Monday, 1 August 2011
Monday Magic - Nicole R Murphy
In 2003, when I decided that I was fooling myself if I thought I was anything but a romance author, I started thinking long and hard about the type of romance author I wanted to be.
I love romance – have from the moment as a teenager I discovered the towers of Mills and Boons in my grandmother’s cupboard. Later on, some friends showed me into the single title world and I found folks like Amanda Quick and Joanna Lindsey.
But there was one thing about romance that was starting to bug me – the virgin heroine.
I know that there are women who are virgins for some time – I was one myself. I know there are women who have only slept with the one man and have made quite a happy life for themselves in the doing so.
But as I read book after book with virgin heroine, and at times saw the authors do INCREDIBLE things to maintain the heroine’s virginity until she met the hero, I started to wonder what was this saying about women’s sexuality.
We all know that there are a lot of women, probably the majority nowadays, that have more than one sexual partner. There are some women that never settle down with just one person. There were open relationships, and couples that swung and so on.
Because these women had a different sexuality, did that mean they were incapable of recognising true love? Was that the message all the virgin heroines were sending me?
So when I sat down to write the initial drafts of the books that would become the Dream of Asarlai trilogy, I had just one message I wanted to send – that sexually active women could find happiness with their perfect man too.
To make my point as firmly as I could, the very first sex scene in the first book was not with the hero. My heroine, excited by having achieved an ambition and wanting to celebrate, finds a cute guy at the local nightclub and takes him home.
It doesn’t work out – he’s too selfish to be a good lover. It provided me with a perfect counterpoint to the heroine’s first encounter with the hero – his utter selflessness in wanting her to experience pleasure proves that he’s a much better choice.
In the second book, I’ve got a heroine who’s a single mother. Her son is her first priority, and so she steers clear of dating when he’s around. The moment he goes to stay with his grandparents – she’s over the nearest guy she sees. Luckily for our hero.
In the third book, our heroine actively sets out to seduce the hero – at first for nefarious reasons, but then because she just wants him.

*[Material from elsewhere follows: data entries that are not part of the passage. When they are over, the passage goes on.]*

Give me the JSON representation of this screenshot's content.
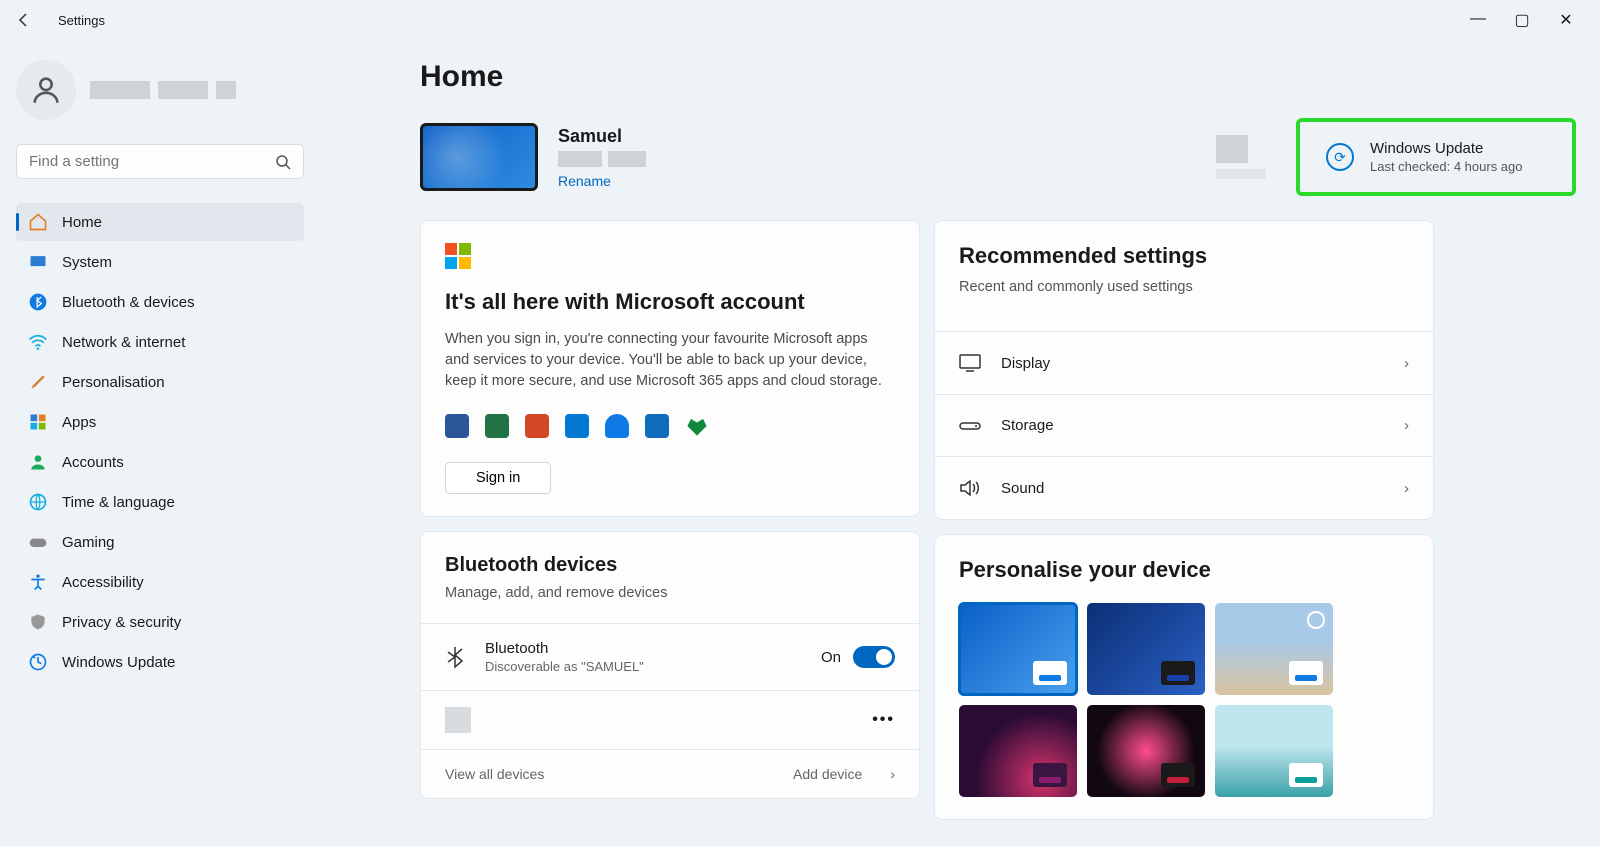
{
  "window": {
    "title": "Settings"
  },
  "search": {
    "placeholder": "Find a setting"
  },
  "nav": {
    "items": [
      {
        "label": "Home"
      },
      {
        "label": "System"
      },
      {
        "label": "Bluetooth & devices"
      },
      {
        "label": "Network & internet"
      },
      {
        "label": "Personalisation"
      },
      {
        "label": "Apps"
      },
      {
        "label": "Accounts"
      },
      {
        "label": "Time & language"
      },
      {
        "label": "Gaming"
      },
      {
        "label": "Accessibility"
      },
      {
        "label": "Privacy & security"
      },
      {
        "label": "Windows Update"
      }
    ]
  },
  "page": {
    "title": "Home"
  },
  "device": {
    "name": "Samuel",
    "rename": "Rename"
  },
  "windows_update": {
    "title": "Windows Update",
    "subtitle": "Last checked: 4 hours ago"
  },
  "ms_account": {
    "heading": "It's all here with Microsoft account",
    "body": "When you sign in, you're connecting your favourite Microsoft apps and services to your device. You'll be able to back up your device, keep it more secure, and use Microsoft 365 apps and cloud storage.",
    "signin": "Sign in"
  },
  "bluetooth": {
    "heading": "Bluetooth devices",
    "sub": "Manage, add, and remove devices",
    "row_title": "Bluetooth",
    "row_desc": "Discoverable as \"SAMUEL\"",
    "state": "On",
    "view_all": "View all devices",
    "add": "Add device"
  },
  "recommended": {
    "heading": "Recommended settings",
    "sub": "Recent and commonly used settings",
    "items": [
      {
        "label": "Display"
      },
      {
        "label": "Storage"
      },
      {
        "label": "Sound"
      }
    ]
  },
  "personalise": {
    "heading": "Personalise your device"
  },
  "themes": {
    "colors": [
      "#1c6dd0",
      "#0b2f75",
      "#c9b79a",
      "#2a0b34",
      "#120812",
      "#7ab8c9"
    ],
    "accent": [
      "#0f7ae5",
      "#1740a8",
      "#e0a050",
      "#8a1e6e",
      "#c41c3d",
      "#0aa0a0"
    ]
  }
}
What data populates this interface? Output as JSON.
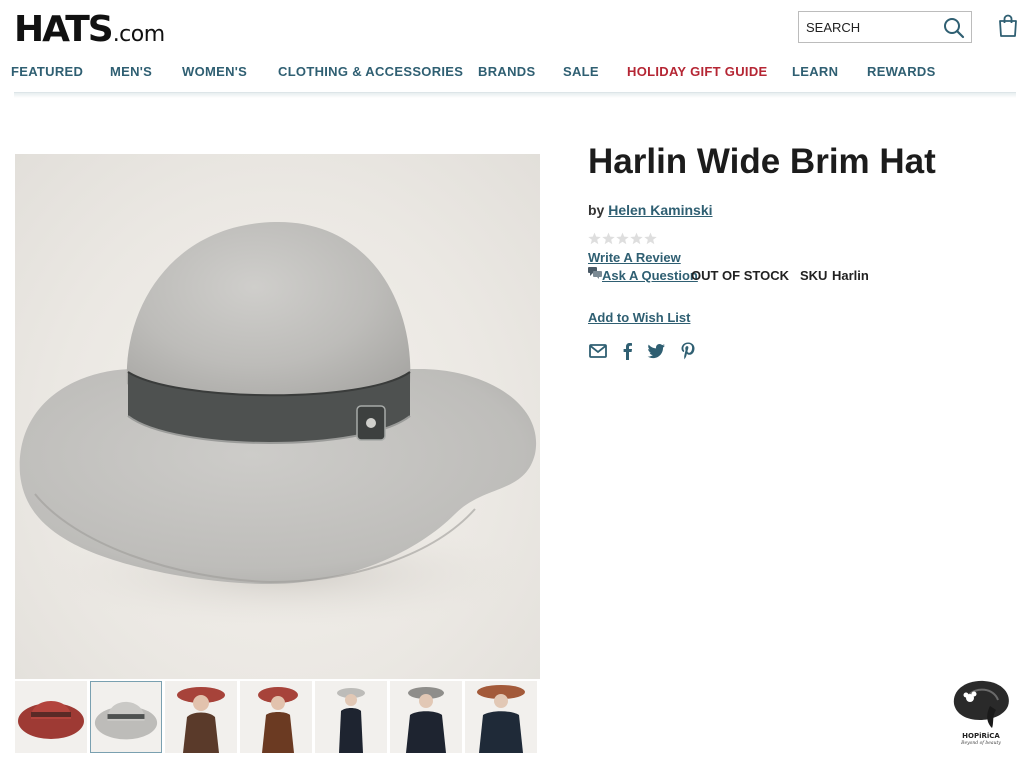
{
  "header": {
    "logo_main": "HATS",
    "logo_suffix": ".com",
    "search_placeholder": "SEARCH",
    "nav": [
      {
        "label": "FEATURED"
      },
      {
        "label": "MEN'S"
      },
      {
        "label": "WOMEN'S"
      },
      {
        "label": "CLOTHING & ACCESSORIES"
      },
      {
        "label": "BRANDS"
      },
      {
        "label": "SALE"
      },
      {
        "label": "HOLIDAY GIFT GUIDE",
        "highlight": true
      },
      {
        "label": "LEARN"
      },
      {
        "label": "REWARDS"
      }
    ]
  },
  "product": {
    "title": "Harlin Wide Brim Hat",
    "by_prefix": "by",
    "brand": "Helen Kaminski",
    "rating": 0,
    "max_rating": 5,
    "write_review": "Write A Review",
    "ask_question": "Ask A Question",
    "stock_status": "OUT OF STOCK",
    "sku_label": "SKU",
    "sku_value": "Harlin",
    "wishlist": "Add to Wish List",
    "share": [
      "email-icon",
      "facebook-icon",
      "twitter-icon",
      "pinterest-icon"
    ]
  },
  "gallery": {
    "thumbnails": [
      {
        "name": "thumb-red-hat"
      },
      {
        "name": "thumb-grey-hat",
        "active": true
      },
      {
        "name": "thumb-model-red-hat-1"
      },
      {
        "name": "thumb-model-red-hat-2"
      },
      {
        "name": "thumb-model-grey-hat-1"
      },
      {
        "name": "thumb-model-grey-hat-2"
      },
      {
        "name": "thumb-model-rust-hat"
      }
    ]
  },
  "watermark": {
    "name": "HOPiRiCA",
    "tagline": "Beyond of beauty"
  },
  "colors": {
    "link": "#2f5f72",
    "highlight": "#b52634",
    "text": "#1c1c1c"
  }
}
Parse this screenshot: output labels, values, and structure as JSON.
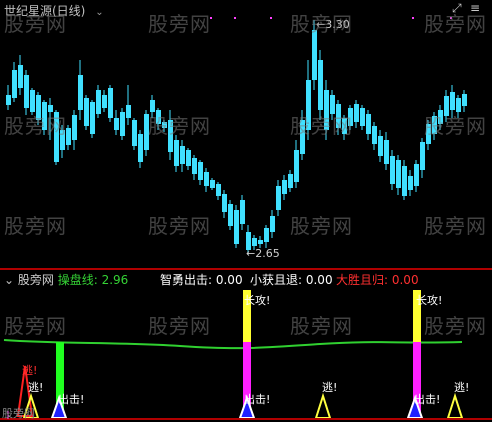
{
  "main": {
    "title": "世纪星源(日线)",
    "high_label": "3.30",
    "low_label": "2.65",
    "watermark": "股旁网"
  },
  "sub": {
    "name": "股旁网",
    "line_label": "操盘线: 2.96",
    "indicators": [
      {
        "label": "智勇出击: 0.00",
        "color": "#ffffff"
      },
      {
        "label": "小获且退: 0.00",
        "color": "#ffffff"
      },
      {
        "label": "大胜且归: 0.00",
        "color": "#ff3030"
      }
    ],
    "signals": {
      "escape": "逃!",
      "attack": "出击!",
      "long_attack": "长攻!"
    },
    "bottom_text": "股旁网"
  },
  "colors": {
    "up": "#ff3030",
    "down": "#40e0ff",
    "line": "#30d030",
    "bar_green": "#20ff20",
    "bar_yellow": "#ffff30",
    "bar_magenta": "#ff20ff"
  },
  "chart_data": {
    "type": "candlestick",
    "high": 3.3,
    "low": 2.65,
    "sub_line": 2.96,
    "signals": [
      "逃!",
      "出击!",
      "长攻!",
      "出击!",
      "逃!",
      "逃!",
      "长攻!",
      "出击!",
      "逃!"
    ]
  }
}
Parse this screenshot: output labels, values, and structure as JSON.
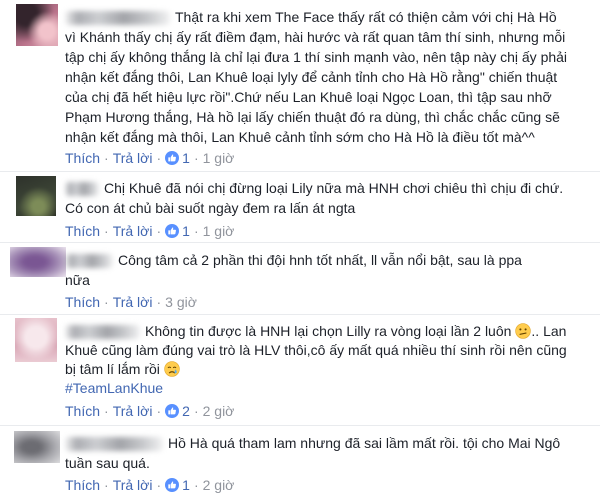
{
  "colors": {
    "text": "#1d2129",
    "link": "#4267b2",
    "meta": "#90949c",
    "reaction": "#5890ff",
    "divider": "#e9ebee"
  },
  "actions": {
    "like_label": "Thích",
    "reply_label": "Trả lời",
    "separator": "·",
    "reaction_icon": "like-reaction-icon"
  },
  "comments": [
    {
      "lines": [
        "Thật ra khi xem The Face thấy rất có thiện cảm với chị Hà Hồ",
        "vì Khánh thấy chị ấy rất điềm đạm, hài hước và rất quan tâm thí sinh, nhưng mỗi",
        "tập chị ấy không thắng là chỉ lại đưa 1 thí sinh mạnh vào, nên tập này chị ấy phải",
        "nhận kết đắng thôi, Lan Khuê loại lyly để cảnh tỉnh cho Hà Hồ rằng\" chiến thuật",
        "của chị đã hết hiệu lực rồi\".Chứ nếu Lan Khuê loại Ngọc Loan, thì tập sau nhỡ",
        "Phạm Hương thắng, Hà hồ lại lấy chiến thuật đó ra dùng, thì chắc chắc cũng sẽ",
        "nhận kết đắng mà thôi, Lan Khuê cảnh tỉnh sớm cho Hà Hồ là điều tốt mà^^"
      ],
      "reaction_count": "1",
      "time": "1 giờ"
    },
    {
      "lines": [
        "Chị Khuê đã nói chị đừng loại Lily nữa mà HNH chơi chiêu thì chịu đi chứ.",
        "Có con át chủ bài suốt ngày đem ra lấn át ngta"
      ],
      "reaction_count": "1",
      "time": "1 giờ"
    },
    {
      "lines": [
        "Công tâm cả 2 phần thi đội hnh tốt nhất, ll vẫn nổi bật, sau là ppa",
        "nữa"
      ],
      "time": "3 giờ"
    },
    {
      "lines": [
        [
          "Không tin được là HNH lại chọn Lilly ra vòng loại lần 2 luôn",
          ".. Lan"
        ],
        [
          "Khuê cũng làm đúng vai trò là HLV thôi,cô ấy mất quá nhiều thí sinh rồi nên cũng"
        ],
        [
          "bị tâm lí lắm rồi"
        ]
      ],
      "emojis": [
        "confused-face-icon",
        "crying-face-icon"
      ],
      "hashtag": "#TeamLanKhue",
      "reaction_count": "2",
      "time": "2 giờ"
    },
    {
      "lines": [
        "Hồ Hà quá tham lam nhưng đã sai lầm mất rồi. tội cho Mai Ngô",
        "tuần sau quá."
      ],
      "reaction_count": "1",
      "time": "2 giờ"
    }
  ]
}
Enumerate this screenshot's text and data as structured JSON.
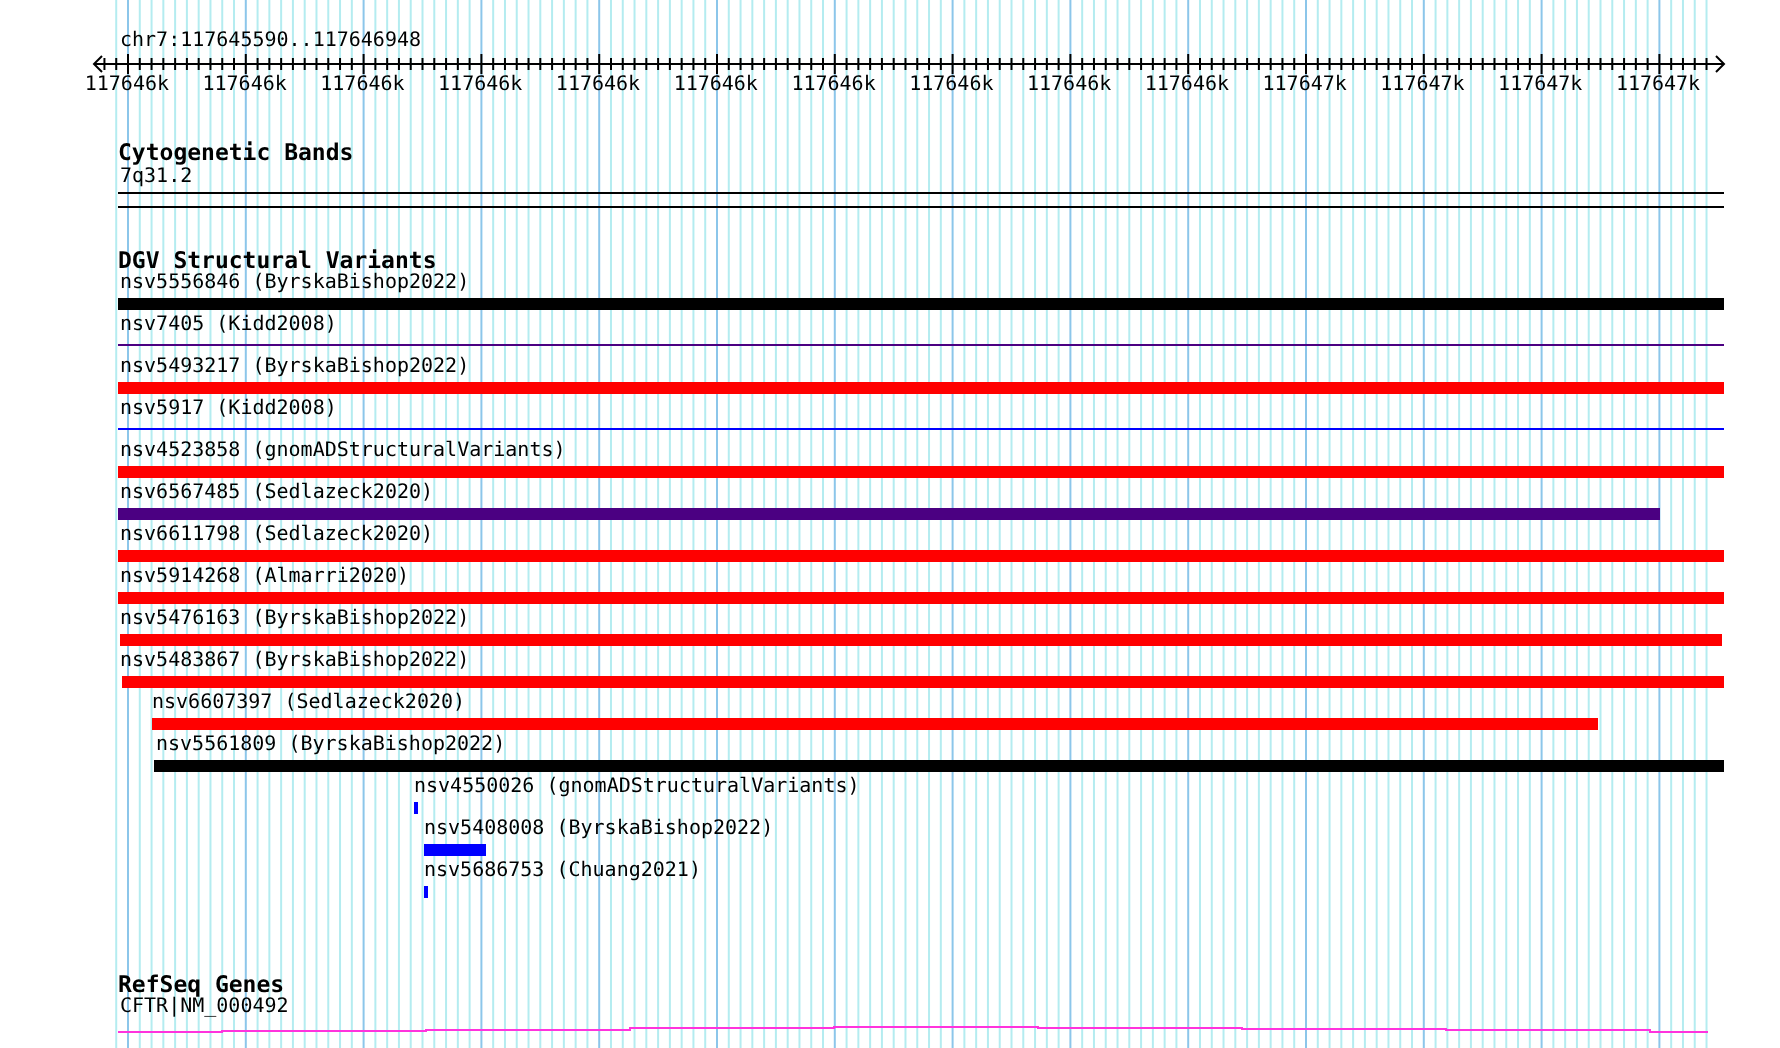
{
  "location": "chr7:117645590..117646948",
  "ruler": {
    "ticks": [
      "117646k",
      "117646k",
      "117646k",
      "117646k",
      "117646k",
      "117646k",
      "117646k",
      "117646k",
      "117646k",
      "117646k",
      "117647k",
      "117647k",
      "117647k",
      "117647k"
    ]
  },
  "cytogenetic_bands": {
    "title": "Cytogenetic Bands",
    "band": "7q31.2"
  },
  "dgv_structural_variants": {
    "title": "DGV Structural Variants",
    "variants": [
      {
        "label": "nsv5556846 (ByrskaBishop2022)",
        "color": "#000000",
        "kind": "thick"
      },
      {
        "label": "nsv7405 (Kidd2008)",
        "color": "#4b0082",
        "kind": "thin"
      },
      {
        "label": "nsv5493217 (ByrskaBishop2022)",
        "color": "#ff0000",
        "kind": "thick"
      },
      {
        "label": "nsv5917 (Kidd2008)",
        "color": "#0000ff",
        "kind": "thin"
      },
      {
        "label": "nsv4523858 (gnomADStructuralVariants)",
        "color": "#ff0000",
        "kind": "thick"
      },
      {
        "label": "nsv6567485 (Sedlazeck2020)",
        "color": "#4b0082",
        "kind": "thick"
      },
      {
        "label": "nsv6611798 (Sedlazeck2020)",
        "color": "#ff0000",
        "kind": "thick"
      },
      {
        "label": "nsv5914268 (Almarri2020)",
        "color": "#ff0000",
        "kind": "thick"
      },
      {
        "label": "nsv5476163 (ByrskaBishop2022)",
        "color": "#ff0000",
        "kind": "thick"
      },
      {
        "label": "nsv5483867 (ByrskaBishop2022)",
        "color": "#ff0000",
        "kind": "thick"
      },
      {
        "label": "nsv6607397 (Sedlazeck2020)",
        "color": "#ff0000",
        "kind": "thick"
      },
      {
        "label": "nsv5561809 (ByrskaBishop2022)",
        "color": "#000000",
        "kind": "thick"
      },
      {
        "label": "nsv4550026 (gnomADStructuralVariants)",
        "color": "#0000ff",
        "kind": "thick"
      },
      {
        "label": "nsv5408008 (ByrskaBishop2022)",
        "color": "#0000ff",
        "kind": "thick"
      },
      {
        "label": "nsv5686753 (Chuang2021)",
        "color": "#0000ff",
        "kind": "thick"
      }
    ]
  },
  "refseq_genes": {
    "title": "RefSeq Genes",
    "gene": "CFTR|NM_000492"
  }
}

In each of them, the woman is actually more confident, more secure, even more experienced than the man is.
And I’m not done in my quest to show non-virginal women finding true love. I’m writing the sequel trilogy to Dream of Asarlai at the moment and I’m having fun with a girl who is not a virgin but is sexually inexperienced finding herself; with a woman in her 50s who finally gets the raunchy romance she deserves; and with a woman who doesn’t actually believe in love, but doesn’t see anything wrong with dating multiple men :-)
In a world where the word ‘slut’ is still too powerful, I’m pleased that I get to combat it in such a fun way.
Thanks so much for visiting me today Nicole. I love this series! I can recommend it to everyone who loves great characters with a lot of sexy romance.
Nicole has a copy of her third book in the Dream of Arsalai series - Rogue Gadda to give away! It's easy to win...
So leave a comment (including your email address) for Nicole and you'll go into the draw to win! Good luck!
You can find Nicole at http://nicolermurphy.com/